Which he finds the next day, after he talks to his friend Naphtali, the one with the older brother, they have. They all have.

“How do you know?”

Naphtali looks at him sideways like he expects Shmuel is going to say something else. Then he laughs.

“You’re not joking? You really don’t—”

He stops and shakes his head, grinning.

“Don’t what?”

“You’ve never seen a briss? Never heard of it? It’s a . . . thing. A ritual. They do it to everyone. Every boy.”

Shmuel just stares.

“You. Me too. All of us. All Jews.”

Shmuel narrows his eyes.

“My father too?” he says.

Naphtali just laughs.

“Of course.”

“And my moth—“

But he doesn’t even have to finish the sentence, Naphtali is laughing so hard and pointing at him with his finger.

“Your mother?! Your mother has a pisher?”

Shmuel shoves him, but Naphtali can’t stop laughing, so he pushes him again until his friend falls over, looking up at him, quiet. But still smiling.

Once he knows, he knows. But he can’t look at his father the same. Or his mother either. He has seen them both, there when it happened. Knows his father has that box. Knows there are tools, sharp things, hooked things, for hurting the flesh, the boy place, that the women laugh, and the men take part, then they eat.

He knows, and he becomes used to it, but still finds it hard to believe. He can’t believe they would allow it. That they did that with him. That they all sit in the room with him now as if it were nothing. As if some of them hadn’t held him down, others prayed over him, others put a wet red cloth to his mouth. They know even if he doesn’t. And it makes him feel he can’t look at them for a long time.

Then something else happens and that seems like nothing.

Because then there is another box, even shinier, and smoother. A larger box, one that they lower into the ground.

“She is in a better place,” his father says.

He doesn’t realize till then that it is his mother that is in the box.

“Don’t cry. You are a man almost now.”

He tries not to, sniffling hard. But even as he becomes quiet, the tears are on his cheek.

He remembers his mother in the bed only the night before, the way her eyes seemed both to look at him and above him, bright with wet, her words a raspy whisper, his ear close to her lips so as to hear her.

“Like this you came into the world. This room. I remember. And I was weak then too. So tired. Backwards. Your feet rather than your head. Like an onion. Growing backwards. Coming backwards. That’s what the doctor said, pulling you into the world. ‘Just relax,’ he said, as if he knew anything. ‘Just relax.’ I am so tired. So tired.”

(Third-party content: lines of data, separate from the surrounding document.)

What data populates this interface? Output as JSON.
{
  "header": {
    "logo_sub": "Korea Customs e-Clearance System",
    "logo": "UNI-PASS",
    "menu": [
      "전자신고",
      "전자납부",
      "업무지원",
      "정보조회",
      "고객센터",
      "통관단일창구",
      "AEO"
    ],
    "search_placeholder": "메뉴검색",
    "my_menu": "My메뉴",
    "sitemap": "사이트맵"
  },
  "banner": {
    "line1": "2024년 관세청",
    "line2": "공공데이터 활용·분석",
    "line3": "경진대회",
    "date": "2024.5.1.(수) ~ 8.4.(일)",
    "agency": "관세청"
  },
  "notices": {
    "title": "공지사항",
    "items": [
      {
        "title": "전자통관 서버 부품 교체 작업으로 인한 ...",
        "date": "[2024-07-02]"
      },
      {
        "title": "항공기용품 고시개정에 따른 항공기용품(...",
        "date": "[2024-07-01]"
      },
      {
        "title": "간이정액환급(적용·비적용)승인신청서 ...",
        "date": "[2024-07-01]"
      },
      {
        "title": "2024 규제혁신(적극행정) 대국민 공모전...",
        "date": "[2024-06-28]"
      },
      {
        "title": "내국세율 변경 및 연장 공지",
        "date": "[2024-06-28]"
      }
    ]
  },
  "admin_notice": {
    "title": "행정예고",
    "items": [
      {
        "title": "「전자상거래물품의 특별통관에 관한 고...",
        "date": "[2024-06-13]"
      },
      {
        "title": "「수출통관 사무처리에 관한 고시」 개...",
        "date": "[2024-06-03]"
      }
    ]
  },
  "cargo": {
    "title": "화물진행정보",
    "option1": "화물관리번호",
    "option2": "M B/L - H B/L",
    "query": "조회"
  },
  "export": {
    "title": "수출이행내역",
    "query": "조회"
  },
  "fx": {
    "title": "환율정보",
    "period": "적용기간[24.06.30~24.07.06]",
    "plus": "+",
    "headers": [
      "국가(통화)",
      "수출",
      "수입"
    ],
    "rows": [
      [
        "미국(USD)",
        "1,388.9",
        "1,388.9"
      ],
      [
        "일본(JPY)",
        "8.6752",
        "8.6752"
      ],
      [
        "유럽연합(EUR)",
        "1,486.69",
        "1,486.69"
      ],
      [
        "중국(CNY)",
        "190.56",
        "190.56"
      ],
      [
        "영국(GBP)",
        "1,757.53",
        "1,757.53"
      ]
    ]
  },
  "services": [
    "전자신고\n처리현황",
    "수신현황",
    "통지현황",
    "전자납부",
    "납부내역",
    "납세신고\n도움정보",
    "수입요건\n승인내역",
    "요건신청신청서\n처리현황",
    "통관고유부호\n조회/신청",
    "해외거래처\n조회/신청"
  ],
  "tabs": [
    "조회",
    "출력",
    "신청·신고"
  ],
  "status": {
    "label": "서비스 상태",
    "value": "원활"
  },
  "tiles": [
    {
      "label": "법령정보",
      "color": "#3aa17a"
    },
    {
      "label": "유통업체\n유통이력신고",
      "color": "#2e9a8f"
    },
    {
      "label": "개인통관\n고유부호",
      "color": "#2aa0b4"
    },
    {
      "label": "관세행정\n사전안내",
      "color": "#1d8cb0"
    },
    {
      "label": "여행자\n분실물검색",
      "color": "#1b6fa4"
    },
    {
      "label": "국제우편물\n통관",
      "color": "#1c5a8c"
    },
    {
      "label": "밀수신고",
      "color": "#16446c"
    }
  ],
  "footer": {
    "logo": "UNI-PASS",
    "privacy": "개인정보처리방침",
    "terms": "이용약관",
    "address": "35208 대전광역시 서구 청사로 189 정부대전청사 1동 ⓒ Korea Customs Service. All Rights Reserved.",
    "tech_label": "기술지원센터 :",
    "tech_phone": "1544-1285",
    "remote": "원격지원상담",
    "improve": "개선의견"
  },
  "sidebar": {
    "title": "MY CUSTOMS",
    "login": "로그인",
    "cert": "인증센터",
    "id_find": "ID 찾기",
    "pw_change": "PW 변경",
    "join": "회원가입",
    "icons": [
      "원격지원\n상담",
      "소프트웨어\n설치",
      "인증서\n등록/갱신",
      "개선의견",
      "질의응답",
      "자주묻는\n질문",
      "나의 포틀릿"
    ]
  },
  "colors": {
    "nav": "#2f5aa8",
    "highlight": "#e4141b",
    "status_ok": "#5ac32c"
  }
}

They took him from the room then and he heard the familiar coughing, though fainter. The wet of it, like something pulled from the mud. A shoe covered with it. A rock. A bone.

“Baruch ata adonai . . .”

Another prayer. They raise the box, their hands on either side of it. He is there too, holding up his arm almost straight, shorter than the rest, though not by much, still the box is above him, almost too far. He feels his fingertips on its smooth surface.

“Elohaynu melech ha olam.”

They raise it before they lower it, a kind of mocking gesture, he thinks, first one way and then the other.

“Ashes to ashes.”

Ashes are dry and his cheeks are wet.

“Dust to dust.”

Adam was dust and his mother’s cough was wet.


And then the clods of earth hitting the surface. A hollow sound.

“Go,” his father says, nudging him.

He grabs a handful of dirt. Drops it. It scatters like rain over the surface. A softer sound. Not a thud. He’s glad of it.

Steven Lee Beeber is the author of The Heebie-Jeebies at CBGB’s: A Secret History of Jewish Punk (Chicago Review Press), the editor of AWAKE! A Reader for the Sleepless (Soft Skull Press) and the associate editor of the literary journal Conduit. His work has appeared in The Paris Review, Harpers, Fiction, Post Road, Memorious, The New York Times and elsewhere. He has an MFA in Fiction from the University of Massachusetts at Amherst and teaches creative writing and creative nonfiction at Lesley University.

Dotted Line